• EXTRACTED ENTRIES
* * *
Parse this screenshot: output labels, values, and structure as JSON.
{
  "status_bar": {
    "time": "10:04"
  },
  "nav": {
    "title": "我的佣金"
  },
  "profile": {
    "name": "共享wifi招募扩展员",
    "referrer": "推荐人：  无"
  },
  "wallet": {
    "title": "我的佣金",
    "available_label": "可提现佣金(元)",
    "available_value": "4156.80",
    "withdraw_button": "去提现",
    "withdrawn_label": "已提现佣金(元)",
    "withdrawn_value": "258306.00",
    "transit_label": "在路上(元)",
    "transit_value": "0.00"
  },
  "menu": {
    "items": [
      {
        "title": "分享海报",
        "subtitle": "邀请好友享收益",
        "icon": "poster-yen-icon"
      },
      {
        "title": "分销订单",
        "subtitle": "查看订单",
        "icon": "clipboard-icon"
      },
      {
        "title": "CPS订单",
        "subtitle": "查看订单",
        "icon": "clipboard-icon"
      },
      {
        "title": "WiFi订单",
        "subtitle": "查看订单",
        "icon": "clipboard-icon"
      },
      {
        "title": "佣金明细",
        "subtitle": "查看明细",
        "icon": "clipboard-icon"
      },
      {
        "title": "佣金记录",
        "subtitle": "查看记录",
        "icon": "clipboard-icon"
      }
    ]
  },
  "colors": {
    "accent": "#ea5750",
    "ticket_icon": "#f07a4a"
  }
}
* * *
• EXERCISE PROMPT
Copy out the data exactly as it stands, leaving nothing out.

• TASK OUTPUT
Parse this screenshot: output labels, values, and structure as JSON.
{
  "status_bar": {
    "time": "10:04"
  },
  "nav": {
    "title": "我的佣金"
  },
  "profile": {
    "name": "共享wifi招募扩展员",
    "referrer": "推荐人：  无"
  },
  "wallet": {
    "title": "我的佣金",
    "available_label": "可提现佣金(元)",
    "available_value": "4156.80",
    "withdraw_button": "去提现",
    "withdrawn_label": "已提现佣金(元)",
    "withdrawn_value": "258306.00",
    "transit_label": "在路上(元)",
    "transit_value": "0.00"
  },
  "menu": {
    "items": [
      {
        "title": "分享海报",
        "subtitle": "邀请好友享收益",
        "icon": "poster-yen-icon"
      },
      {
        "title": "分销订单",
        "subtitle": "查看订单",
        "icon": "clipboard-icon"
      },
      {
        "title": "CPS订单",
        "subtitle": "查看订单",
        "icon": "clipboard-icon"
      },
      {
        "title": "WiFi订单",
        "subtitle": "查看订单",
        "icon": "clipboard-icon"
      },
      {
        "title": "佣金明细",
        "subtitle": "查看明细",
        "icon": "clipboard-icon"
      },
      {
        "title": "佣金记录",
        "subtitle": "查看记录",
        "icon": "clipboard-icon"
      }
    ]
  },
  "colors": {
    "accent": "#ea5750",
    "ticket_icon": "#f07a4a"
  }
}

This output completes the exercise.